→ PROBLEM TO WORK ON
Report how many lines in the data include the string "axis", and add nothing else.

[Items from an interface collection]
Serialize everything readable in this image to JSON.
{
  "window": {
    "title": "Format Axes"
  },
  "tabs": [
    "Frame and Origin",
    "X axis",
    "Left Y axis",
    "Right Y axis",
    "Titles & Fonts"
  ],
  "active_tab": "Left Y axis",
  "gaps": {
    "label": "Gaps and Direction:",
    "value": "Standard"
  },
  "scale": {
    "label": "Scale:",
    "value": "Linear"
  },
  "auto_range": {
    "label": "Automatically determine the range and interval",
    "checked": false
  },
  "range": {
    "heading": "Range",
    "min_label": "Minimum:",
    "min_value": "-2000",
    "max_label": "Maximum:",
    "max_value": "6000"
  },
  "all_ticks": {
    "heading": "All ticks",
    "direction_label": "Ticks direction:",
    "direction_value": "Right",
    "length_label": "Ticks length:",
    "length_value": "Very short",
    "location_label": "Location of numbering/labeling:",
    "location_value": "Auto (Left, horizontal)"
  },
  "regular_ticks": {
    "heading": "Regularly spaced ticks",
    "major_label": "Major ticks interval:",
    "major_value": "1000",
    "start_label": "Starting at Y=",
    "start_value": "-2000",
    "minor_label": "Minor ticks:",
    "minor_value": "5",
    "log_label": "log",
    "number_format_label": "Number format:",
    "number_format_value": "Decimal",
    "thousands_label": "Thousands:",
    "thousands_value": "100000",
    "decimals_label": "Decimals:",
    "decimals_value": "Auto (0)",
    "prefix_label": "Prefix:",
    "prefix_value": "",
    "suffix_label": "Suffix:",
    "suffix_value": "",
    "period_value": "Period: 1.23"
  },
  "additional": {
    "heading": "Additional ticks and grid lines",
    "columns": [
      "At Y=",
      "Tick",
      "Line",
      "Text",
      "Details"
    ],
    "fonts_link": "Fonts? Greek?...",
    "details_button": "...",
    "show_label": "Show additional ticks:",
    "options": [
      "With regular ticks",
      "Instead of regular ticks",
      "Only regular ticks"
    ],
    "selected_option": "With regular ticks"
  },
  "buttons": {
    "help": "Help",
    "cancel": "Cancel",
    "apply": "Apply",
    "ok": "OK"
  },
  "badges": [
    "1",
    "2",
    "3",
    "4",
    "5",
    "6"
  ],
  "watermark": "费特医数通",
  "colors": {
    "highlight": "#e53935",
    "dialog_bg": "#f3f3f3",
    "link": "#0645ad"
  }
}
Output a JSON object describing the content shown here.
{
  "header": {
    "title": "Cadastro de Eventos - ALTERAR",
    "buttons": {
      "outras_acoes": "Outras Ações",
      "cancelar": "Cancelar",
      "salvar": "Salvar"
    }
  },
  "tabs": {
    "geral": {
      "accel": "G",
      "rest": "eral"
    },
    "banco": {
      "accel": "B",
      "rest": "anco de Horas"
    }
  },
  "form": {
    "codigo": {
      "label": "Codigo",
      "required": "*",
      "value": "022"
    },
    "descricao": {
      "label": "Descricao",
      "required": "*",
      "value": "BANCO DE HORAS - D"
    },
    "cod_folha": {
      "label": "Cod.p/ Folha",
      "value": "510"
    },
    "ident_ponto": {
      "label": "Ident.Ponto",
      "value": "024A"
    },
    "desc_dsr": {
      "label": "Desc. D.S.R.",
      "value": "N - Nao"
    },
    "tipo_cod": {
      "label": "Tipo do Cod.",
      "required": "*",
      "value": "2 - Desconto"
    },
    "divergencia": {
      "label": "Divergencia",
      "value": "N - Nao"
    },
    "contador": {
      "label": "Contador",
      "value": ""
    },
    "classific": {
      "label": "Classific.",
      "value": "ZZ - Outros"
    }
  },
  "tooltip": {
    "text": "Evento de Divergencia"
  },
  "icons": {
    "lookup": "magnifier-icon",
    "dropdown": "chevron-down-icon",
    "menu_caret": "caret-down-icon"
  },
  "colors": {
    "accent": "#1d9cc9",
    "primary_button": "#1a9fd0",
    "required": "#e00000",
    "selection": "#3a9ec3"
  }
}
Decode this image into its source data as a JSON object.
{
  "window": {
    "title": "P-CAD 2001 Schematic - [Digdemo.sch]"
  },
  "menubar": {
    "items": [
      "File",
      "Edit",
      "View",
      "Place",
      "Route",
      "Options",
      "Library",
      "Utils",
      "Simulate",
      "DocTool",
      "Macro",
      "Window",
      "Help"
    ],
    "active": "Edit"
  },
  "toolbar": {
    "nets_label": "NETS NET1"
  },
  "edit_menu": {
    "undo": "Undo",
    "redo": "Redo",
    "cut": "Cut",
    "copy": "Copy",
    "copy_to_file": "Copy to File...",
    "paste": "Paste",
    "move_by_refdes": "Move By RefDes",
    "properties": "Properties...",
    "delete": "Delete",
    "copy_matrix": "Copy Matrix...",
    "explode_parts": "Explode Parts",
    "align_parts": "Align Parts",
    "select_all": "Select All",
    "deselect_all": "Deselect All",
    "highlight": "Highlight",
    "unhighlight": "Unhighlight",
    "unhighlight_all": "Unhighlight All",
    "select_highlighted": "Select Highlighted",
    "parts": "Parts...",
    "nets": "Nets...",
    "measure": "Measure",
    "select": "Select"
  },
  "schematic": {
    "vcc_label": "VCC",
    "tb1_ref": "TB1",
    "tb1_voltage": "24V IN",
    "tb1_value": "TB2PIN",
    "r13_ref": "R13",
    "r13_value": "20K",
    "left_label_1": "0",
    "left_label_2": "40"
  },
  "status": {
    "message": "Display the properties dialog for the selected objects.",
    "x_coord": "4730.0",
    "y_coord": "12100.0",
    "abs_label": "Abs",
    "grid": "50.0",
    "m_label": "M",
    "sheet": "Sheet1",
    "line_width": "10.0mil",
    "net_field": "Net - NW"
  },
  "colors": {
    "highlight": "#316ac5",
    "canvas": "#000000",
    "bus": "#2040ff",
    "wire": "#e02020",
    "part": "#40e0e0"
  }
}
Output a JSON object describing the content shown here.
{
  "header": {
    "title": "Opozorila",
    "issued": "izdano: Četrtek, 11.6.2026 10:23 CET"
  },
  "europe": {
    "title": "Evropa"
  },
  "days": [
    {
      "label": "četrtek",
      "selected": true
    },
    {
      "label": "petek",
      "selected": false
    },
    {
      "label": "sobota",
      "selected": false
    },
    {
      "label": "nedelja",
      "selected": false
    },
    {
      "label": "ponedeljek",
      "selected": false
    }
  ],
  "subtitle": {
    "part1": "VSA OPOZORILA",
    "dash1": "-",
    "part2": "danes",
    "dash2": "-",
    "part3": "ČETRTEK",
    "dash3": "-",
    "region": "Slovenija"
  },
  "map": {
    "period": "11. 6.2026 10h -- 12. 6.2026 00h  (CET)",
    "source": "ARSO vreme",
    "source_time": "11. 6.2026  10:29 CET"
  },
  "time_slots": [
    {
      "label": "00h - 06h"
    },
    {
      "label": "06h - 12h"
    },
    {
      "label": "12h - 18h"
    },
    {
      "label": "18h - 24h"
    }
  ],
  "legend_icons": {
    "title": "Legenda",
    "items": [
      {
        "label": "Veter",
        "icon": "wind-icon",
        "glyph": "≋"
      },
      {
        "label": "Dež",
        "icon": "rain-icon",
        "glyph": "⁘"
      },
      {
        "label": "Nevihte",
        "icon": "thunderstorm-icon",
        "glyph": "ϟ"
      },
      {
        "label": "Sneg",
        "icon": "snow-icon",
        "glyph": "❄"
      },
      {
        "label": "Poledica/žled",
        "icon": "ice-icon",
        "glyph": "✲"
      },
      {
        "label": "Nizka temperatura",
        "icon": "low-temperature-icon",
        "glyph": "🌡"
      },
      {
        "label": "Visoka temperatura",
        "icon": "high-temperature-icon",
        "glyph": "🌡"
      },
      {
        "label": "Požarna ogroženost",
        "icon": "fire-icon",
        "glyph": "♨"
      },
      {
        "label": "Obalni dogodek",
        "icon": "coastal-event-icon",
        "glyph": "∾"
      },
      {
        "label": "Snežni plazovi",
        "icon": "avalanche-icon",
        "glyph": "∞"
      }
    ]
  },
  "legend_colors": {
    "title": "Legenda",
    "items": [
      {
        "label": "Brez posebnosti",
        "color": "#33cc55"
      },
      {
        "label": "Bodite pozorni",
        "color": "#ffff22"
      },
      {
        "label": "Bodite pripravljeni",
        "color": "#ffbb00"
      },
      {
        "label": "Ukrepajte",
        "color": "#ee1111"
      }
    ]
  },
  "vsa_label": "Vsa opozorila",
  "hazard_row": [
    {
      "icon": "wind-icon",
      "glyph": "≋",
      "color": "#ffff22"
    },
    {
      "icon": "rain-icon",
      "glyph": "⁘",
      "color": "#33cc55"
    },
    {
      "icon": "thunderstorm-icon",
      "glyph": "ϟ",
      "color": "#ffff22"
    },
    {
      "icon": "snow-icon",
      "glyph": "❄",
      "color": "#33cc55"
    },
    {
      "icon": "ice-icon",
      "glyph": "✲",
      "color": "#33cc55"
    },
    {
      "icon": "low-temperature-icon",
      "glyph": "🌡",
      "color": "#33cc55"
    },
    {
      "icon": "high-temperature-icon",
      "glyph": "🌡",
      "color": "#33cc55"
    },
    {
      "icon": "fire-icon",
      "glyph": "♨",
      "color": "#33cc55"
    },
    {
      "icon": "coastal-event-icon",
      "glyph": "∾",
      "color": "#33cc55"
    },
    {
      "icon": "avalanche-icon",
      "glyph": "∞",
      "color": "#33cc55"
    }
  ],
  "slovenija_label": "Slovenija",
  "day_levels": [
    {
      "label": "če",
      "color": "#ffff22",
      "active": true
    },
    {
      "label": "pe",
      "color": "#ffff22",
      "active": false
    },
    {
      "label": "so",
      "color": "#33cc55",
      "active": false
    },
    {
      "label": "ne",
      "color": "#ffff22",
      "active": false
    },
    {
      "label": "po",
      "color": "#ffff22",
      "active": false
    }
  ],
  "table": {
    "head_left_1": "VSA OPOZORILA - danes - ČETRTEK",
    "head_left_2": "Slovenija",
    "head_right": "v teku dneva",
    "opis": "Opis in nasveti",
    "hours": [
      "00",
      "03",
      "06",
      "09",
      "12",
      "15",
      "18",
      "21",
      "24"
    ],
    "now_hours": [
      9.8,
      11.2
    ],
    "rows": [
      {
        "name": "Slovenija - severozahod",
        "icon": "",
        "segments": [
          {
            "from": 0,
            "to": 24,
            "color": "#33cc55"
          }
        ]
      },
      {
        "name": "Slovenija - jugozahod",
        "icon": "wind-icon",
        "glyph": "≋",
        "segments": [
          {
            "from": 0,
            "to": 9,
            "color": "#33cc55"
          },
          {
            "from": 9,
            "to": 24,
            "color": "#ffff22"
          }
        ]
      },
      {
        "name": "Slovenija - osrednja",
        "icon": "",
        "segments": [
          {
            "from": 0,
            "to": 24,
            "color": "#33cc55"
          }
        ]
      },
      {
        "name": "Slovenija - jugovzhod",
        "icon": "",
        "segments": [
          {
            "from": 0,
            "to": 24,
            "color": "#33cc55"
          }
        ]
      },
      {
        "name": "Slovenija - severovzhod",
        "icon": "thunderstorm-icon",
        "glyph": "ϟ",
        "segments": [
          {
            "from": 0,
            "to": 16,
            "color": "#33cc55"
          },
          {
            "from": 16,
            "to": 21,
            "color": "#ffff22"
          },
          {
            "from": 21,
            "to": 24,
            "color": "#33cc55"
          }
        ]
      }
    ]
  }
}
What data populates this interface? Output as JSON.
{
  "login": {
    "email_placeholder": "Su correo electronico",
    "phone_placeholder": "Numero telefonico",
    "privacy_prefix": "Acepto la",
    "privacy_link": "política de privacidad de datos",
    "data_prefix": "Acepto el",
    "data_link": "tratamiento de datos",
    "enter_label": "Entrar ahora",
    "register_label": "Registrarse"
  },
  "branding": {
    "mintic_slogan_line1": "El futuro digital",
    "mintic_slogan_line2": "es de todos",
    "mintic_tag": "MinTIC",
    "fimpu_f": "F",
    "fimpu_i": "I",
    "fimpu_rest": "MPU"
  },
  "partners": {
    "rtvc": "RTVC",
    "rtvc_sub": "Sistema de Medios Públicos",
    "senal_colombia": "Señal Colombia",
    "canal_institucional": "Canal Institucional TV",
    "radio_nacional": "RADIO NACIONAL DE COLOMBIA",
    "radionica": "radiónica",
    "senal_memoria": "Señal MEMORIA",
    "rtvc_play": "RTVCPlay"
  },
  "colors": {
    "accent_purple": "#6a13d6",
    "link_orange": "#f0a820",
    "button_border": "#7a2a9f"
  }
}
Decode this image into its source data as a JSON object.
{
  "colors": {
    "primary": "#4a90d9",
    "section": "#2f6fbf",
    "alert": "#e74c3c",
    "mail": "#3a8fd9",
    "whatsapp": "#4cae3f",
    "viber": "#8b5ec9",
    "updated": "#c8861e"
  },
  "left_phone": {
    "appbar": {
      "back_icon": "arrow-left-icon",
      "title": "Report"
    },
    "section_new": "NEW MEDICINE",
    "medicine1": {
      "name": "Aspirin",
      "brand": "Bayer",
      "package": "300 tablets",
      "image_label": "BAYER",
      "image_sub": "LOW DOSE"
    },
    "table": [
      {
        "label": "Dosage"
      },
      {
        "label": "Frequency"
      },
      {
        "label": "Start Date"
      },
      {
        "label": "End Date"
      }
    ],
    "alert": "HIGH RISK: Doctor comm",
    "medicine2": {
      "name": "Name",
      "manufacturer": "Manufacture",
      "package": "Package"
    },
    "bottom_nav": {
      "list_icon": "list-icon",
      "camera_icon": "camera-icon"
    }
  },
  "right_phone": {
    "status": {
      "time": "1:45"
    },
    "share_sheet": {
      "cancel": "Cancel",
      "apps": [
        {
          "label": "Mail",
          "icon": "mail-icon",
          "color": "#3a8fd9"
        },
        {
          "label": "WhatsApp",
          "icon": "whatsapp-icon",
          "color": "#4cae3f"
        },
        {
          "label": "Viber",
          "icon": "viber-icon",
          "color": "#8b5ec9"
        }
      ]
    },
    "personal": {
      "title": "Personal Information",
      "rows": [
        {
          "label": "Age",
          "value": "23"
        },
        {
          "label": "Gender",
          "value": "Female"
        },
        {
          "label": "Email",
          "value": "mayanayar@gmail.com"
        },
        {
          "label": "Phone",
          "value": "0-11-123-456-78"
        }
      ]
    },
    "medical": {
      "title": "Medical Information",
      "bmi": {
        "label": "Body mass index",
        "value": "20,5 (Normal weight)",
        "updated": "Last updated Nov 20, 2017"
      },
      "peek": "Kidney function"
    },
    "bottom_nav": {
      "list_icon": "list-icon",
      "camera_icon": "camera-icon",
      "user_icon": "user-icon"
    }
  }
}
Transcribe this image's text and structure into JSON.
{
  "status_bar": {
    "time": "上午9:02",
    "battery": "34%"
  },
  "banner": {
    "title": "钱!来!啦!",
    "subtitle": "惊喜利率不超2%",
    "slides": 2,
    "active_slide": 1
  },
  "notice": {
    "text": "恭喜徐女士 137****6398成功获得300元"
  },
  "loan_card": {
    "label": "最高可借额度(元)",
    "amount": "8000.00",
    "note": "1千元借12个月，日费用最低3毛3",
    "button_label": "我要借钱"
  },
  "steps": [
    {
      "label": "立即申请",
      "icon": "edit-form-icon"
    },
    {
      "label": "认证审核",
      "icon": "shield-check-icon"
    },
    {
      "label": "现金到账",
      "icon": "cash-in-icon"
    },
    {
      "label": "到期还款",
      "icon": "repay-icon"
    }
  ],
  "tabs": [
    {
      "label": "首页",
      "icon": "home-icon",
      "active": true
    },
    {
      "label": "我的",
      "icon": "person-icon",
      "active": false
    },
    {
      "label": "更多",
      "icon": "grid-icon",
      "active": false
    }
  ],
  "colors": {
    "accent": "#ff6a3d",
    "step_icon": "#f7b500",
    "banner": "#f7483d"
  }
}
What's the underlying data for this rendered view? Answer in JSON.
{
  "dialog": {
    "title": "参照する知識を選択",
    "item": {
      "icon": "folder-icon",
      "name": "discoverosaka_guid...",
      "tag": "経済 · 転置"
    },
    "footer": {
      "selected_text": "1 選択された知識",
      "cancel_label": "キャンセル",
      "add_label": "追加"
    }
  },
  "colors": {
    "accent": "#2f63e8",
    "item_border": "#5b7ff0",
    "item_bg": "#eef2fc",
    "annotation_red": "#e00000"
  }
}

→ TASK ANSWER
4